# Task to complete:
When you repeat the entries below, please keep them exact and leave out the pictures.

>>

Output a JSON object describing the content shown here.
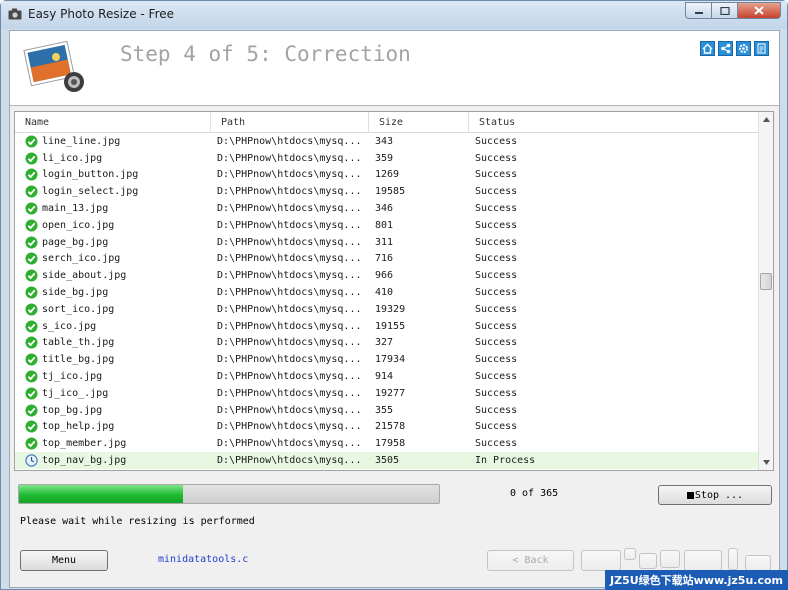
{
  "window": {
    "title": "Easy Photo Resize - Free"
  },
  "header": {
    "step_title": "Step 4 of 5: Correction"
  },
  "grid": {
    "columns": [
      "Name",
      "Path",
      "Size",
      "Status"
    ],
    "rows": [
      {
        "name": "line_line.jpg",
        "path": "D:\\PHPnow\\htdocs\\mysq...",
        "size": "343",
        "status": "Success",
        "state": "success"
      },
      {
        "name": "li_ico.jpg",
        "path": "D:\\PHPnow\\htdocs\\mysq...",
        "size": "359",
        "status": "Success",
        "state": "success"
      },
      {
        "name": "login_button.jpg",
        "path": "D:\\PHPnow\\htdocs\\mysq...",
        "size": "1269",
        "status": "Success",
        "state": "success"
      },
      {
        "name": "login_select.jpg",
        "path": "D:\\PHPnow\\htdocs\\mysq...",
        "size": "19585",
        "status": "Success",
        "state": "success"
      },
      {
        "name": "main_13.jpg",
        "path": "D:\\PHPnow\\htdocs\\mysq...",
        "size": "346",
        "status": "Success",
        "state": "success"
      },
      {
        "name": "open_ico.jpg",
        "path": "D:\\PHPnow\\htdocs\\mysq...",
        "size": "801",
        "status": "Success",
        "state": "success"
      },
      {
        "name": "page_bg.jpg",
        "path": "D:\\PHPnow\\htdocs\\mysq...",
        "size": "311",
        "status": "Success",
        "state": "success"
      },
      {
        "name": "serch_ico.jpg",
        "path": "D:\\PHPnow\\htdocs\\mysq...",
        "size": "716",
        "status": "Success",
        "state": "success"
      },
      {
        "name": "side_about.jpg",
        "path": "D:\\PHPnow\\htdocs\\mysq...",
        "size": "966",
        "status": "Success",
        "state": "success"
      },
      {
        "name": "side_bg.jpg",
        "path": "D:\\PHPnow\\htdocs\\mysq...",
        "size": "410",
        "status": "Success",
        "state": "success"
      },
      {
        "name": "sort_ico.jpg",
        "path": "D:\\PHPnow\\htdocs\\mysq...",
        "size": "19329",
        "status": "Success",
        "state": "success"
      },
      {
        "name": "s_ico.jpg",
        "path": "D:\\PHPnow\\htdocs\\mysq...",
        "size": "19155",
        "status": "Success",
        "state": "success"
      },
      {
        "name": "table_th.jpg",
        "path": "D:\\PHPnow\\htdocs\\mysq...",
        "size": "327",
        "status": "Success",
        "state": "success"
      },
      {
        "name": "title_bg.jpg",
        "path": "D:\\PHPnow\\htdocs\\mysq...",
        "size": "17934",
        "status": "Success",
        "state": "success"
      },
      {
        "name": "tj_ico.jpg",
        "path": "D:\\PHPnow\\htdocs\\mysq...",
        "size": "914",
        "status": "Success",
        "state": "success"
      },
      {
        "name": "tj_ico_.jpg",
        "path": "D:\\PHPnow\\htdocs\\mysq...",
        "size": "19277",
        "status": "Success",
        "state": "success"
      },
      {
        "name": "top_bg.jpg",
        "path": "D:\\PHPnow\\htdocs\\mysq...",
        "size": "355",
        "status": "Success",
        "state": "success"
      },
      {
        "name": "top_help.jpg",
        "path": "D:\\PHPnow\\htdocs\\mysq...",
        "size": "21578",
        "status": "Success",
        "state": "success"
      },
      {
        "name": "top_member.jpg",
        "path": "D:\\PHPnow\\htdocs\\mysq...",
        "size": "17958",
        "status": "Success",
        "state": "success"
      },
      {
        "name": "top_nav_bg.jpg",
        "path": "D:\\PHPnow\\htdocs\\mysq...",
        "size": "3505",
        "status": "In Process",
        "state": "processing"
      }
    ]
  },
  "progress": {
    "fraction": 0.39,
    "count_text": "0 of 365"
  },
  "buttons": {
    "stop": "Stop ...",
    "menu": "Menu",
    "back": "< Back"
  },
  "status_message": "Please wait while resizing is performed",
  "footer_link": "minidatatools.c",
  "watermark": "JZ5U绿色下载站www.jz5u.com",
  "colors": {
    "success": "#2fae2f",
    "progress": "#1fbb32",
    "link": "#1f3fd0",
    "accent": "#2a8fd8"
  }
}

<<

# Solved problem:
Output a JSON object describing the content shown here.
{
  "window": {
    "title": "Easy Photo Resize - Free"
  },
  "header": {
    "step_title": "Step 4 of 5: Correction"
  },
  "grid": {
    "columns": [
      "Name",
      "Path",
      "Size",
      "Status"
    ],
    "rows": [
      {
        "name": "line_line.jpg",
        "path": "D:\\PHPnow\\htdocs\\mysq...",
        "size": "343",
        "status": "Success",
        "state": "success"
      },
      {
        "name": "li_ico.jpg",
        "path": "D:\\PHPnow\\htdocs\\mysq...",
        "size": "359",
        "status": "Success",
        "state": "success"
      },
      {
        "name": "login_button.jpg",
        "path": "D:\\PHPnow\\htdocs\\mysq...",
        "size": "1269",
        "status": "Success",
        "state": "success"
      },
      {
        "name": "login_select.jpg",
        "path": "D:\\PHPnow\\htdocs\\mysq...",
        "size": "19585",
        "status": "Success",
        "state": "success"
      },
      {
        "name": "main_13.jpg",
        "path": "D:\\PHPnow\\htdocs\\mysq...",
        "size": "346",
        "status": "Success",
        "state": "success"
      },
      {
        "name": "open_ico.jpg",
        "path": "D:\\PHPnow\\htdocs\\mysq...",
        "size": "801",
        "status": "Success",
        "state": "success"
      },
      {
        "name": "page_bg.jpg",
        "path": "D:\\PHPnow\\htdocs\\mysq...",
        "size": "311",
        "status": "Success",
        "state": "success"
      },
      {
        "name": "serch_ico.jpg",
        "path": "D:\\PHPnow\\htdocs\\mysq...",
        "size": "716",
        "status": "Success",
        "state": "success"
      },
      {
        "name": "side_about.jpg",
        "path": "D:\\PHPnow\\htdocs\\mysq...",
        "size": "966",
        "status": "Success",
        "state": "success"
      },
      {
        "name": "side_bg.jpg",
        "path": "D:\\PHPnow\\htdocs\\mysq...",
        "size": "410",
        "status": "Success",
        "state": "success"
      },
      {
        "name": "sort_ico.jpg",
        "path": "D:\\PHPnow\\htdocs\\mysq...",
        "size": "19329",
        "status": "Success",
        "state": "success"
      },
      {
        "name": "s_ico.jpg",
        "path": "D:\\PHPnow\\htdocs\\mysq...",
        "size": "19155",
        "status": "Success",
        "state": "success"
      },
      {
        "name": "table_th.jpg",
        "path": "D:\\PHPnow\\htdocs\\mysq...",
        "size": "327",
        "status": "Success",
        "state": "success"
      },
      {
        "name": "title_bg.jpg",
        "path": "D:\\PHPnow\\htdocs\\mysq...",
        "size": "17934",
        "status": "Success",
        "state": "success"
      },
      {
        "name": "tj_ico.jpg",
        "path": "D:\\PHPnow\\htdocs\\mysq...",
        "size": "914",
        "status": "Success",
        "state": "success"
      },
      {
        "name": "tj_ico_.jpg",
        "path": "D:\\PHPnow\\htdocs\\mysq...",
        "size": "19277",
        "status": "Success",
        "state": "success"
      },
      {
        "name": "top_bg.jpg",
        "path": "D:\\PHPnow\\htdocs\\mysq...",
        "size": "355",
        "status": "Success",
        "state": "success"
      },
      {
        "name": "top_help.jpg",
        "path": "D:\\PHPnow\\htdocs\\mysq...",
        "size": "21578",
        "status": "Success",
        "state": "success"
      },
      {
        "name": "top_member.jpg",
        "path": "D:\\PHPnow\\htdocs\\mysq...",
        "size": "17958",
        "status": "Success",
        "state": "success"
      },
      {
        "name": "top_nav_bg.jpg",
        "path": "D:\\PHPnow\\htdocs\\mysq...",
        "size": "3505",
        "status": "In Process",
        "state": "processing"
      }
    ]
  },
  "progress": {
    "fraction": 0.39,
    "count_text": "0 of 365"
  },
  "buttons": {
    "stop": "Stop ...",
    "menu": "Menu",
    "back": "< Back"
  },
  "status_message": "Please wait while resizing is performed",
  "footer_link": "minidatatools.c",
  "watermark": "JZ5U绿色下载站www.jz5u.com",
  "colors": {
    "success": "#2fae2f",
    "progress": "#1fbb32",
    "link": "#1f3fd0",
    "accent": "#2a8fd8"
  }
}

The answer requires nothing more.